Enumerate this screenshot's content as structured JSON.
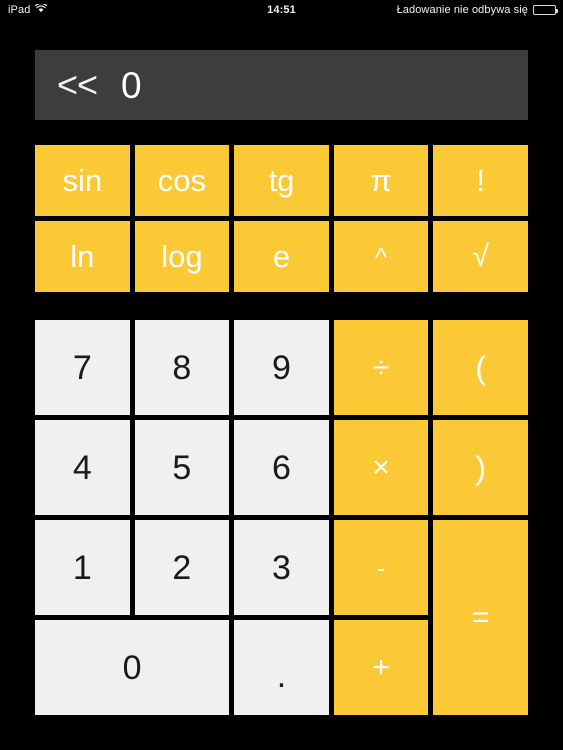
{
  "status_bar": {
    "device_label": "iPad",
    "wifi_icon": "wifi-icon",
    "time": "14:51",
    "battery_text": "Ładowanie nie odbywa się",
    "battery_icon": "battery-icon"
  },
  "display": {
    "backspace_label": "<<",
    "value": "0"
  },
  "colors": {
    "accent_yellow": "#fbc836",
    "digit_key": "#f0f0f0",
    "display_bg": "#3d3d3d",
    "background": "#000000"
  },
  "function_keys": [
    {
      "label": "sin",
      "name": "sin-key"
    },
    {
      "label": "cos",
      "name": "cos-key"
    },
    {
      "label": "tg",
      "name": "tangent-key"
    },
    {
      "label": "π",
      "name": "pi-key"
    },
    {
      "label": "!",
      "name": "factorial-key"
    },
    {
      "label": "ln",
      "name": "natural-log-key"
    },
    {
      "label": "log",
      "name": "log-key"
    },
    {
      "label": "e",
      "name": "euler-key"
    },
    {
      "label": "^",
      "name": "power-key"
    },
    {
      "label": "√",
      "name": "square-root-key"
    }
  ],
  "number_keys": {
    "seven": "7",
    "eight": "8",
    "nine": "9",
    "divide": "÷",
    "open_paren": "(",
    "four": "4",
    "five": "5",
    "six": "6",
    "multiply": "×",
    "close_paren": ")",
    "one": "1",
    "two": "2",
    "three": "3",
    "minus": "-",
    "equals": "=",
    "zero": "0",
    "decimal": ".",
    "plus": "+"
  }
}
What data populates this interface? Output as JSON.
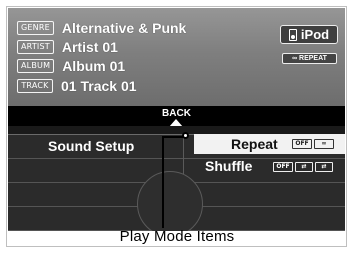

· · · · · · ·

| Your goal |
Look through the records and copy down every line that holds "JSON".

| Task result |
Enumerate this screenshot's content as structured JSON.
What data populates this interface? Output as JSON.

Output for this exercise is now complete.